Records excerpted from a collection:
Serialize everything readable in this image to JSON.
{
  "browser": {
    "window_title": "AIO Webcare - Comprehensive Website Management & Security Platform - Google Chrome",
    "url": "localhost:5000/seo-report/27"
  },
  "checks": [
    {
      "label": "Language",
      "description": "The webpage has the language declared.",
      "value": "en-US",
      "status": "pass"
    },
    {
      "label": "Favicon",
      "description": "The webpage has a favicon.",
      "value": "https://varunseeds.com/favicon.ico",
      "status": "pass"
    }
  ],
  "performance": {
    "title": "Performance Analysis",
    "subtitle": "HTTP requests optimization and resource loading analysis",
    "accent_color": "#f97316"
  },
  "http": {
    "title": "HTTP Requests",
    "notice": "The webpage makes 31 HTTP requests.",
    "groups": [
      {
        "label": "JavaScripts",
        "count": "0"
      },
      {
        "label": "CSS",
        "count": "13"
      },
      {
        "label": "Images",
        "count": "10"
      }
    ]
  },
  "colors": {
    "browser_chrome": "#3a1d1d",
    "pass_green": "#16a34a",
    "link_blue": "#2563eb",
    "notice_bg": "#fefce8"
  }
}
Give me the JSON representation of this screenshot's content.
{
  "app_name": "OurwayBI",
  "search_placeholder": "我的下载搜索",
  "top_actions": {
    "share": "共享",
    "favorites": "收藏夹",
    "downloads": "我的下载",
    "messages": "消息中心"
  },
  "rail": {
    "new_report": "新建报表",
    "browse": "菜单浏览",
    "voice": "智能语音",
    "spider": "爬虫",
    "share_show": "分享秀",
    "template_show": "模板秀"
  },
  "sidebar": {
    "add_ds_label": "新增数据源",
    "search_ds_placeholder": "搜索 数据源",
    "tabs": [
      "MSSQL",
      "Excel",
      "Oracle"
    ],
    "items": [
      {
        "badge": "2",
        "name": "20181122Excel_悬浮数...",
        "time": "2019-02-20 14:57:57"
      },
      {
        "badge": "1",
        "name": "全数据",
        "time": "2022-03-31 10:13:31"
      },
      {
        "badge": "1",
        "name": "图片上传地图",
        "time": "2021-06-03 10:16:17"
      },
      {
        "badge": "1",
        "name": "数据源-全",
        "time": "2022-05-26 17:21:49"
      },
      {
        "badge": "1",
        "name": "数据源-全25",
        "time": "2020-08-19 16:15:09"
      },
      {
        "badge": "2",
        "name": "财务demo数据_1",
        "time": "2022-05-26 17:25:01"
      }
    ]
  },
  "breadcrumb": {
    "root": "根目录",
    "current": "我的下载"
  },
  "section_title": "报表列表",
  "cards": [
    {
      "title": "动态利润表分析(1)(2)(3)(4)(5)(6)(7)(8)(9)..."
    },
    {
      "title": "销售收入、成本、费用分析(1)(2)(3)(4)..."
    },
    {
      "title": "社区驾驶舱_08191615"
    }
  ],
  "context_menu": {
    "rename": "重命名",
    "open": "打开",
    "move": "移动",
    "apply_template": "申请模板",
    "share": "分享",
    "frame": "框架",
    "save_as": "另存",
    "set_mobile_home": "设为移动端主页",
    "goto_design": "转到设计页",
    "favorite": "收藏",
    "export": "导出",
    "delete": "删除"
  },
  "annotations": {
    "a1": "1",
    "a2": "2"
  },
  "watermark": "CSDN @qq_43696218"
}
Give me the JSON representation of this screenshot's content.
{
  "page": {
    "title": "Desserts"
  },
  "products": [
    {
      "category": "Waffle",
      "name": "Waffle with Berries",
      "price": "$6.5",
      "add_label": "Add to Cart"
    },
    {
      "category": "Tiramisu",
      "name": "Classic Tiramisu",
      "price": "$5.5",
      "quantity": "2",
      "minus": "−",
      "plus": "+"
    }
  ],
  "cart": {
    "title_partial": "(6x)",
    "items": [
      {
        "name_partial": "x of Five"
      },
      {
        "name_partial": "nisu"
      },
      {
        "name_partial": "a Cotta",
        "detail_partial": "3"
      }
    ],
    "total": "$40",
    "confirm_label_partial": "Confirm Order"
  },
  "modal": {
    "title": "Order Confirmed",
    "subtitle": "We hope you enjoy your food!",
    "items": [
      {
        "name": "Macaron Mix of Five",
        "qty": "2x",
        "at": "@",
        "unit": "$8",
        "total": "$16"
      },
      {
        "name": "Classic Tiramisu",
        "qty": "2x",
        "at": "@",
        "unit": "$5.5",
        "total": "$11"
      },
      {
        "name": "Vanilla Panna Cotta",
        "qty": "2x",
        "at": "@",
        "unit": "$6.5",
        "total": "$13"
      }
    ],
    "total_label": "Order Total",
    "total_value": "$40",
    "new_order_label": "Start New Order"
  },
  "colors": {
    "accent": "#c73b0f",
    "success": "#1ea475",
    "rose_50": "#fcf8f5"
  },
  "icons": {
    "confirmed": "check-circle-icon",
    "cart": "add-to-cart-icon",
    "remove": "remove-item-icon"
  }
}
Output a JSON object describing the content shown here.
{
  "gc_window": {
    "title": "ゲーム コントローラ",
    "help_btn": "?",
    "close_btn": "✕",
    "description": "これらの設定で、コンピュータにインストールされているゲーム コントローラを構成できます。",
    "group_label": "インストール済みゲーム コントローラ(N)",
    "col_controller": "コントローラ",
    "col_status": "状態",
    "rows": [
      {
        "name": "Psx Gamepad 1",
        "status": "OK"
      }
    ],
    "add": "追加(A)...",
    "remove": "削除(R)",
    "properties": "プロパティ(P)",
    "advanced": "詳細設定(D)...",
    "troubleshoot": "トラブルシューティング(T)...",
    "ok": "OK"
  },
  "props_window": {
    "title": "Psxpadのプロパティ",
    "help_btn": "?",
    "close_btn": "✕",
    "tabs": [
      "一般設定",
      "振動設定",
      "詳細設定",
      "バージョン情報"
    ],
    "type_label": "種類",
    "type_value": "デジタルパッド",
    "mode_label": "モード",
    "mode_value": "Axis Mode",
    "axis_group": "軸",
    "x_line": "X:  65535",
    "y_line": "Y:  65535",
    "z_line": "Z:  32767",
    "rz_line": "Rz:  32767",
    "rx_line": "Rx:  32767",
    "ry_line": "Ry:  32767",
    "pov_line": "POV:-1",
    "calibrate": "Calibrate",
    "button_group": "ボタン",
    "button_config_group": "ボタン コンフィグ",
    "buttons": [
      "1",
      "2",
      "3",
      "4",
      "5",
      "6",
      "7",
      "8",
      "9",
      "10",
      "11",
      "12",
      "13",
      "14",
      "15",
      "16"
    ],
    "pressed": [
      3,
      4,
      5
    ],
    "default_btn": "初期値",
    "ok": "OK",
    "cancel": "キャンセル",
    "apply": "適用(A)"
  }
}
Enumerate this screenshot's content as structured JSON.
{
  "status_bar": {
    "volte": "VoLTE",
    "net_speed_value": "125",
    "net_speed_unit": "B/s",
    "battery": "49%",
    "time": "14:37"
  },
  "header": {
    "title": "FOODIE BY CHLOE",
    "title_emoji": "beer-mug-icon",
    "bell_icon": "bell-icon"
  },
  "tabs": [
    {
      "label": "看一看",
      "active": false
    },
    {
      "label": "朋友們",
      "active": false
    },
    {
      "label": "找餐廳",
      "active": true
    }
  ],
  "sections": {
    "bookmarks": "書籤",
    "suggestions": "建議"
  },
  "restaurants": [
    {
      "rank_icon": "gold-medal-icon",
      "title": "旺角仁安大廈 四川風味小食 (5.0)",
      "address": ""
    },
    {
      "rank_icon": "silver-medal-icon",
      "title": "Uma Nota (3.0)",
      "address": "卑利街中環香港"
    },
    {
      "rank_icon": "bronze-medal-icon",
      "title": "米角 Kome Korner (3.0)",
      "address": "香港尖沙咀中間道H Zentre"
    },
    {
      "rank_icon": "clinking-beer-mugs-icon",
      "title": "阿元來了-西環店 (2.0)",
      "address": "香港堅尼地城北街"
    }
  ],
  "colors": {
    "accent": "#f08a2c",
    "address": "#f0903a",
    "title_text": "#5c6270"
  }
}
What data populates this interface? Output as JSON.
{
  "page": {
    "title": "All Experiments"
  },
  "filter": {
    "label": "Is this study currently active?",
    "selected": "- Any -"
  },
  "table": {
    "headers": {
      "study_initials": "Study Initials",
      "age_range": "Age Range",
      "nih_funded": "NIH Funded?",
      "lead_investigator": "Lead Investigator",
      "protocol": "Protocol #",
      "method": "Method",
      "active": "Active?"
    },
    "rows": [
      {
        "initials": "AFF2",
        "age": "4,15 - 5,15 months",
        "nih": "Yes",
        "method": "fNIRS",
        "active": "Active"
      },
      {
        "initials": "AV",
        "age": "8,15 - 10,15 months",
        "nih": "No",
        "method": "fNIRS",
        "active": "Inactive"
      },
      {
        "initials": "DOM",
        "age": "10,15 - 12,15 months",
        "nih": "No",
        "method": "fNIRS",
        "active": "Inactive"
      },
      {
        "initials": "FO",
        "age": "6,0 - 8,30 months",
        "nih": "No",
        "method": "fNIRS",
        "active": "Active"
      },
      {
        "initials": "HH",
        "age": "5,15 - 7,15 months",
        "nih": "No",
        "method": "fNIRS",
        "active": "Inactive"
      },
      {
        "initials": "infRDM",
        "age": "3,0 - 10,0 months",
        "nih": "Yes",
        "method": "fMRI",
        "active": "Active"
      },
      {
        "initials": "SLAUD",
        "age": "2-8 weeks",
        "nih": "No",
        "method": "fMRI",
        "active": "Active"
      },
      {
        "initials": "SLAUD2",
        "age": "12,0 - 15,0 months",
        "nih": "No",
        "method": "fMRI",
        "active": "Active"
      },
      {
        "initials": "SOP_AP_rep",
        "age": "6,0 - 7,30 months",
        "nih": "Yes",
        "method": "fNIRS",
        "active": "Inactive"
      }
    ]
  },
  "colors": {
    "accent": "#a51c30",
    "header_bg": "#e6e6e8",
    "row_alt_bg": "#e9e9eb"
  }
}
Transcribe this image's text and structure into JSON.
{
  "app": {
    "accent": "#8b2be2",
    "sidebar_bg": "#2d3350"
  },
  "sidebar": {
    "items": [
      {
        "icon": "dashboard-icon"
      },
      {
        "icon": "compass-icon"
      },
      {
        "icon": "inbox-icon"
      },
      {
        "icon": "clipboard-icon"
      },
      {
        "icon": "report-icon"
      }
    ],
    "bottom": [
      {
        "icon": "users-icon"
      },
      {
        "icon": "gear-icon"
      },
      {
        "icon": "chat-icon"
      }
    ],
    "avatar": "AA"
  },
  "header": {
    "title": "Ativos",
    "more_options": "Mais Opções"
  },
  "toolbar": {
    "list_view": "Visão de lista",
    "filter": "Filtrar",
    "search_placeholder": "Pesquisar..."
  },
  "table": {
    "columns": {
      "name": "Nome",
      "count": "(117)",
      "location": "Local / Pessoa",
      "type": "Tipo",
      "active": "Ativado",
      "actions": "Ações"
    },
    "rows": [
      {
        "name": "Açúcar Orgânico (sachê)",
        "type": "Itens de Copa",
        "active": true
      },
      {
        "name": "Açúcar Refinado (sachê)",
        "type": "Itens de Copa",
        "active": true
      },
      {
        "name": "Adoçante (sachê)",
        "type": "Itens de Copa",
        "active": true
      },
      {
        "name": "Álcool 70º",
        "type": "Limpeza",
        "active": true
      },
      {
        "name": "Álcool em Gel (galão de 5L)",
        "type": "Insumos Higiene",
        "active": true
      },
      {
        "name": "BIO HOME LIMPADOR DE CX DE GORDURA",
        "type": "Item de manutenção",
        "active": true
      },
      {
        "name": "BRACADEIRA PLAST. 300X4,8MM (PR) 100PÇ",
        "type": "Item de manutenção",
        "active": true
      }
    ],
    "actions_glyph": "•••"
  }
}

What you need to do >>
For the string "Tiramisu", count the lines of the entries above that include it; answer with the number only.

Exercise result >>
3